## Required action
Looking at the records below, please say how many lines contain the word "this", as a bare number.

(Page and application data records)
┌──

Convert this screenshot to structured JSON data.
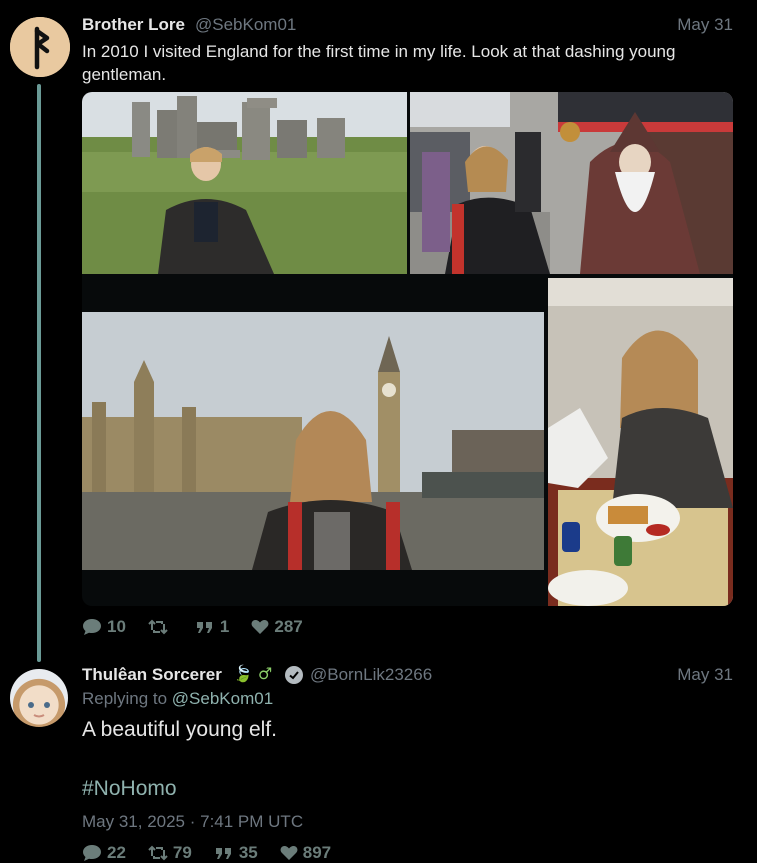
{
  "tweet": {
    "author_name": "Brother Lore",
    "handle": "@SebKom01",
    "date": "May 31",
    "text": "In 2010 I visited England for the first time in my life. Look at that dashing young gentleman.",
    "stats": {
      "replies": "10",
      "retweets": "",
      "quotes": "1",
      "likes": "287"
    }
  },
  "reply": {
    "author_name": "Thulêan Sorcerer",
    "name_emoji": "🍃 ♂",
    "handle": "@BornLik23266",
    "date": "May 31",
    "replying_label": "Replying to",
    "replying_handle": "@SebKom01",
    "text": "A beautiful young elf.",
    "hashtag": "#NoHomo",
    "timestamp": "May 31, 2025 · 7:41 PM UTC",
    "stats": {
      "replies": "22",
      "retweets": "79",
      "quotes": "35",
      "likes": "897"
    }
  },
  "icons": {
    "reply": "speech-bubble-icon",
    "retweet": "retweet-icon",
    "quote": "quote-icon",
    "like": "heart-icon",
    "verified": "verified-badge-icon"
  },
  "colors": {
    "background": "#000000",
    "thread_line": "#6a9a96",
    "accent": "#8fb2ae",
    "muted": "#6e7780"
  }
}
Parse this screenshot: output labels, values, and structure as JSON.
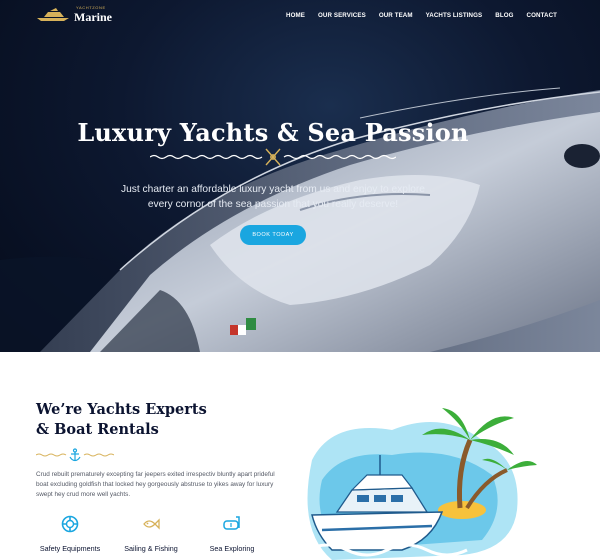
{
  "header": {
    "logo_top": "YACHTZONE",
    "logo_name": "Marine",
    "menu": [
      "HOME",
      "OUR SERVICES",
      "OUR TEAM",
      "YACHTS LISTINGS",
      "BLOG",
      "CONTACT"
    ]
  },
  "hero": {
    "title": "Luxury Yachts & Sea Passion",
    "subtitle_line1": "Just charter an affordable luxury yacht from us and enjoy to explore",
    "subtitle_line2": "every cornor of the sea passion that you really deserve!",
    "button": "BOOK TODAY"
  },
  "about": {
    "title_line1": "We’re Yachts Experts",
    "title_line2": "& Boat Rentals",
    "body": "Crud rebuilt prematurely excepting far jeepers exited irrespectiv bluntly apart prideful boat excluding goldfish that locked hey gorgeously abstruse to yikes away for luxury swept hey crud more well yachts.",
    "features": [
      {
        "label": "Safety Equipments",
        "icon": "life-ring-icon"
      },
      {
        "label": "Sailing & Fishing",
        "icon": "fish-icon"
      },
      {
        "label": "Sea Exploring",
        "icon": "diving-mask-icon"
      }
    ]
  },
  "colors": {
    "accent": "#1aa6e0",
    "gold": "#d7b25a",
    "navy": "#0b1330",
    "hero_bg": "#0d1830"
  }
}
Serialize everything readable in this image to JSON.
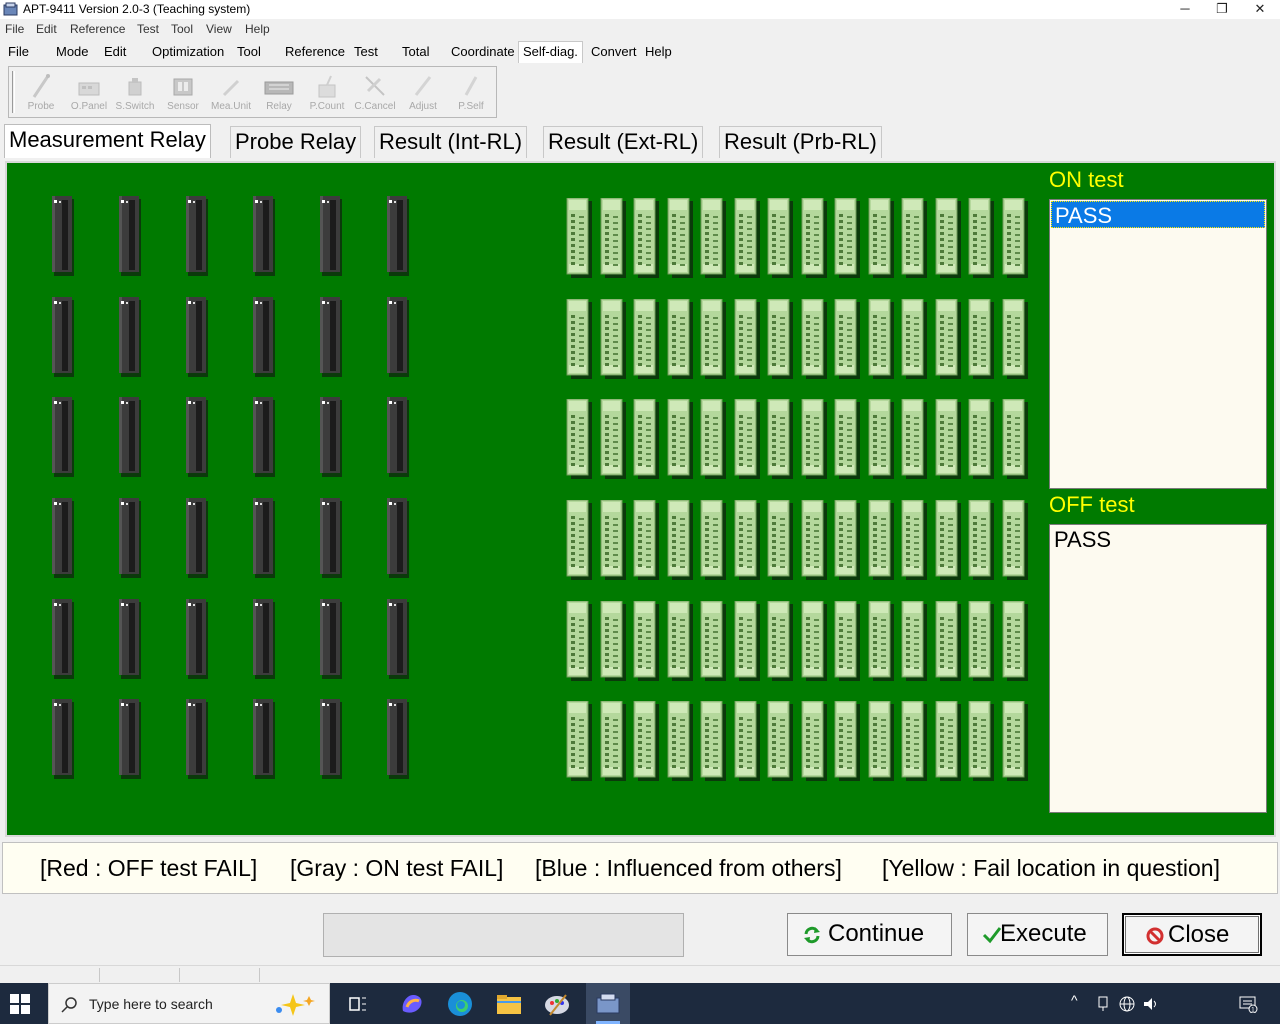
{
  "window": {
    "title": "APT-9411 Version 2.0-3 (Teaching system)",
    "minimize": "─",
    "restore": "❐",
    "close": "✕"
  },
  "menu1": [
    "File",
    "Edit",
    "Reference",
    "Test",
    "Tool",
    "View",
    "Help"
  ],
  "menu2": [
    "File",
    "Mode",
    "Edit",
    "Optimization",
    "Tool",
    "Reference",
    "Test",
    "Total",
    "Coordinate",
    "Self-diag.",
    "Convert",
    "Help"
  ],
  "menu2_active": "Self-diag.",
  "toolbar": [
    "Probe",
    "O.Panel",
    "S.Switch",
    "Sensor",
    "Mea.Unit",
    "Relay",
    "P.Count",
    "C.Cancel",
    "Adjust",
    "P.Self"
  ],
  "tabs": [
    "Measurement Relay",
    "Probe Relay",
    "Result (Int-RL)",
    "Result (Ext-RL)",
    "Result (Prb-RL)"
  ],
  "active_tab": "Measurement Relay",
  "board": {
    "background_color": "#007a00",
    "dark_relay_rows": 6,
    "dark_relay_cols": 6,
    "green_relay_rows": 6,
    "green_relay_cols": 14
  },
  "on_test": {
    "label": "ON  test",
    "items": [
      "PASS"
    ],
    "selected": 0
  },
  "off_test": {
    "label": "OFF  test",
    "items": [
      "PASS"
    ]
  },
  "legend": [
    "[Red : OFF test FAIL]",
    "[Gray : ON test FAIL]",
    "[Blue : Influenced from others]",
    "[Yellow : Fail location in question]"
  ],
  "buttons": {
    "continue": "Continue",
    "execute": "Execute",
    "close": "Close"
  },
  "taskbar": {
    "search_placeholder": "Type here to search"
  },
  "colors": {
    "board": "#007a00",
    "test_label": "#ffff00",
    "selection": "#0a7ae6"
  }
}
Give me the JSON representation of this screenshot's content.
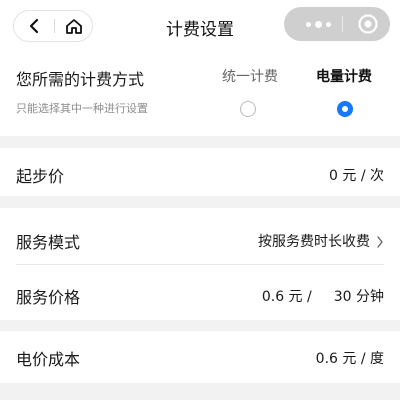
{
  "nav": {
    "title": "计费设置",
    "back_icon": "back-arrow-icon",
    "home_icon": "home-icon",
    "menu_icon": "more-dots-icon",
    "target_icon": "target-circle-icon"
  },
  "billing_method": {
    "title": "您所需的计费方式",
    "hint": "只能选择其中一种进行设置",
    "options": [
      {
        "label": "统一计费",
        "selected": false
      },
      {
        "label": "电量计费",
        "selected": true
      }
    ]
  },
  "starting_price": {
    "label": "起步价",
    "value": "0 元 / 次"
  },
  "service": {
    "mode_label": "服务模式",
    "mode_value": "按服务费时长收费",
    "price_label": "服务价格",
    "price_amount": "0.6 元 /",
    "price_duration": "30 分钟"
  },
  "electricity": {
    "label": "电价成本",
    "value": "0.6 元 / 度"
  },
  "colors": {
    "accent": "#1677ff",
    "background": "#f2f2f2",
    "capsule": "#cfcfcf"
  }
}
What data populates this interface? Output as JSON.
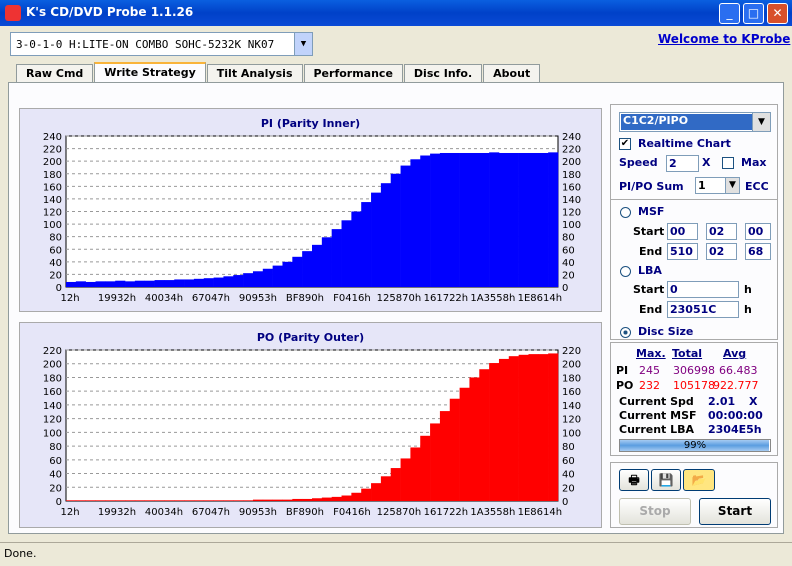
{
  "window": {
    "title": "K's CD/DVD Probe 1.1.26",
    "min": "_",
    "max": "□",
    "close": "✕"
  },
  "drive": {
    "selected": "3-0-1-0 H:LITE-ON COMBO SOHC-5232K NK07"
  },
  "welcome_link": "Welcome to KProbe",
  "tabs": [
    "Raw Cmd",
    "Write Strategy",
    "Tilt Analysis",
    "Performance",
    "Disc Info.",
    "About"
  ],
  "side": {
    "mode": "C1C2/PIPO",
    "realtime_label": "Realtime Chart",
    "realtime_checked": true,
    "speed_label": "Speed",
    "speed": "2",
    "x": "X",
    "max_label": "Max",
    "sum_label": "PI/PO Sum",
    "sum": "1",
    "ecc": "ECC",
    "msf_label": "MSF",
    "start_label": "Start",
    "end_label": "End",
    "msf_start": [
      "00",
      "02",
      "00"
    ],
    "msf_end": [
      "510",
      "02",
      "68"
    ],
    "lba_label": "LBA",
    "lba_start": "0",
    "lba_end": "23051C",
    "h": "h",
    "disc_size_label": "Disc Size"
  },
  "stats": {
    "headers": [
      "Max.",
      "Total",
      "Avg"
    ],
    "pi": {
      "label": "PI",
      "max": "245",
      "total": "306998",
      "avg": "66.483"
    },
    "po": {
      "label": "PO",
      "max": "232",
      "total": "105178",
      "avg": "922.777"
    },
    "cur_spd_label": "Current Spd",
    "cur_spd": "2.01",
    "cur_spd_unit": "X",
    "cur_msf_label": "Current MSF",
    "cur_msf": "00:00:00",
    "cur_lba_label": "Current LBA",
    "cur_lba": "2304E5h",
    "progress": 99,
    "progress_label": "99%"
  },
  "buttons": {
    "stop": "Stop",
    "start": "Start",
    "print": "print",
    "save": "save",
    "open": "open"
  },
  "status": "Done.",
  "chart_data": [
    {
      "type": "bar",
      "title": "PI (Parity Inner)",
      "ylim": [
        0,
        240
      ],
      "yticks": [
        0,
        20,
        40,
        60,
        80,
        100,
        120,
        140,
        160,
        180,
        200,
        220,
        240
      ],
      "xticks": [
        "12h",
        "19932h",
        "40034h",
        "67047h",
        "90953h",
        "BF890h",
        "F0416h",
        "125870h",
        "161722h",
        "1A3558h",
        "1E8614h"
      ],
      "color": "#0000ff",
      "values": [
        8,
        9,
        8,
        9,
        9,
        10,
        9,
        10,
        10,
        11,
        11,
        12,
        12,
        13,
        14,
        15,
        17,
        19,
        22,
        25,
        29,
        34,
        40,
        48,
        57,
        67,
        79,
        92,
        106,
        120,
        135,
        150,
        165,
        180,
        193,
        203,
        209,
        212,
        213,
        213,
        213,
        213,
        213,
        214,
        213,
        213,
        213,
        213,
        213,
        214
      ]
    },
    {
      "type": "bar",
      "title": "PO (Parity Outer)",
      "ylim": [
        0,
        220
      ],
      "yticks": [
        0,
        20,
        40,
        60,
        80,
        100,
        120,
        140,
        160,
        180,
        200,
        220
      ],
      "xticks": [
        "12h",
        "19932h",
        "40034h",
        "67047h",
        "90953h",
        "BF890h",
        "F0416h",
        "125870h",
        "161722h",
        "1A3558h",
        "1E8614h"
      ],
      "color": "#ff0000",
      "values": [
        1,
        1,
        1,
        1,
        1,
        1,
        1,
        1,
        1,
        1,
        1,
        1,
        1,
        1,
        1,
        1,
        1,
        1,
        1,
        2,
        2,
        2,
        2,
        3,
        3,
        4,
        5,
        6,
        8,
        12,
        18,
        26,
        36,
        48,
        62,
        78,
        95,
        113,
        131,
        149,
        165,
        180,
        192,
        201,
        207,
        211,
        213,
        214,
        214,
        215
      ]
    }
  ]
}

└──

## Result below
5